Hate crimes against the disabled have more than tripled in five years and prosecutors have warned the rise could be the tip of the iceberg.
Reports of aggravation of prejudice relating to disability have risen from 48 in 2010/11 to 177 last year, official figures from the Crown Office have revealed. There was a 20% increase since 2013/14 alone.
The report states: "There is a broad consensus that this type of crime continues to be under reported compared to other forms of hate crime.
"Both Police Scotland and COPFS (Crown Office and Procurator Fiscal Service) are engaged in a variety of activities aimed at increasing the level of awareness, especially amongst disability communities, that hate crime is unacceptable and should not be tolerated.''
The number of charges reported in all hate crime categories with the exception of disability fell in 2014/15 compared to the previous year.
Racial crime remains the most commonly reported hate crime, with 3,785 charges reported in 2014/15, but this is the lowest number reported since 2003/04.
Sexual orientation aggravated crime is the second most common type of hate crime. The number of charges reported decreased by 5% in 2014-15 to 841. This is the first annual fall in charges reported since the legislation introducing this aggravation came into force in 2010.

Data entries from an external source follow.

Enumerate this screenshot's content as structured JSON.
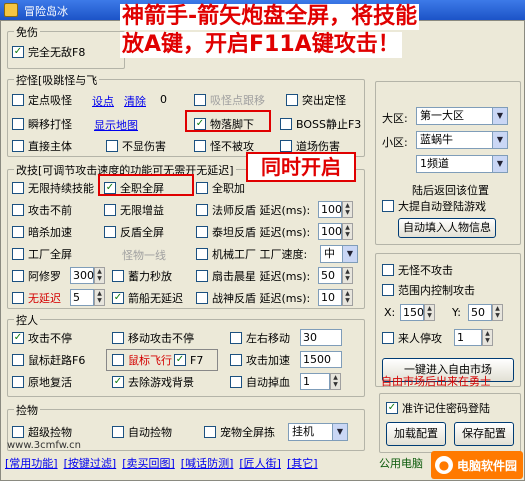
{
  "window": {
    "title": "冒险岛冰"
  },
  "banner": {
    "line1": "神箭手-箭矢炮盘全屏，将技能",
    "line2": "放A键，开启F11A键攻击！",
    "callout": "同时开启"
  },
  "grp_mianshang": {
    "label": "免伤",
    "no_invincible": "完全无敌F8",
    "invincible_key": "F8"
  },
  "grp_kongguai": {
    "label": "控怪[吸跳怪与飞",
    "fixed_suck": "定点吸怪",
    "set_point": "设点",
    "clear": "清除",
    "count": "0",
    "suck_move": "吸怪点跟移",
    "walk_to_point": "突出定怪",
    "flash_hit": "瞬移打怪",
    "show_map": "显示地图",
    "item_drop": "物落脚下",
    "boss_stop": "BOSS静止F3",
    "direct_host": "直接主体",
    "no_injury": "不显伤害",
    "no_hurt": "怪不被攻",
    "road_hurt": "道场伤害"
  },
  "grp_gaixiao": {
    "label": "改技[可调节攻击速度的功能可无需开无延迟]",
    "inf_skill": "无限持续技能",
    "full_screen": "全职全屏",
    "full_add": "全职加",
    "atk_no_front": "攻击不前",
    "inf_buff": "无限增益",
    "mage_shield_delay": "法师反盾 延迟(ms):",
    "mage_shield_val": "100",
    "dark_accel": "暗杀加速",
    "reverse_shield": "反盾全屏",
    "thief_shield_delay": "泰坦反盾 延迟(ms):",
    "thief_shield_val": "100",
    "factory_full": "工厂全屏",
    "monster_line": "怪物一线",
    "mech_factory_speed": "机械工厂 工厂速度:",
    "mech_speed_val": "中",
    "ashura": "阿修罗",
    "ashura_val": "300",
    "charge_release": "蓄力秒放",
    "fan_morning_delay": "扇击晨星 延迟(ms):",
    "fan_morning_val": "50",
    "no_delay": "无延迟",
    "no_delay_val": "5",
    "arrow_no_delay": "箭船无延迟",
    "battle_shield_delay": "战神反盾 延迟(ms):",
    "battle_shield_val": "10"
  },
  "grp_kongren": {
    "label": "控人",
    "atk_nonstop": "攻击不停",
    "move_atk_nonstop": "移动攻击不停",
    "lr_move": "左右移动",
    "lr_move_val": "30",
    "mouse_run": "鼠标赶路F6",
    "mouse_fly": "鼠标飞行",
    "f7": "F7",
    "atk_speedup": "攻击加速",
    "atk_speed_val": "1500",
    "revive": "原地复活",
    "remove_bg": "去除游戏背景",
    "auto_drop_blood": "自动掉血",
    "auto_drop_val": "1"
  },
  "grp_jianwu": {
    "label": "捡物",
    "super_pick": "超级捡物",
    "auto_pick": "自动捡物",
    "pet_full": "宠物全屏拣",
    "pet_mode": "挂机"
  },
  "right": {
    "region_label": "大区:",
    "region_val": "第一大区",
    "subregion_label": "小区:",
    "subregion_val": "蓝蜗牛",
    "channel_val": "1频道",
    "after_back": "陆后返回该位置",
    "big_ok_login": "大提自动登陆游戏",
    "auto_fill": "自动填入人物信息",
    "no_stop_attack": "无怪不攻击",
    "range_ctrl": "范围内控制攻击",
    "x_label": "X:",
    "x_val": "150",
    "y_label": "Y:",
    "y_val": "50",
    "someone_stop": "来人停攻",
    "someone_val": "1",
    "enter_market": "一键进入自由市场",
    "market_note": "自由市场后出来在勇士",
    "remember_pwd": "准许记住密码登陆",
    "load_cfg": "加载配置",
    "save_cfg": "保存配置",
    "common_bottom": "公用电脑"
  },
  "bottom_tabs": [
    "[常用功能]",
    "[按键过滤]",
    "[卖买回图]",
    "[喊话防测]",
    "[匠人街]",
    "[其它]"
  ],
  "watermark": {
    "site": "www.3cmfw.cn",
    "brand": "电脑软件园"
  }
}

The number of religiously aggravated charges reported, at 569, is at its lowest level since 2004-05. Including charges that are now reported under the Offensive Behaviour at football legislation, religious related charges are at their lowest level since 2009-10.
Charges reported in 2014/15 for threatening communications were 6% lower than in 2013-14, at 193.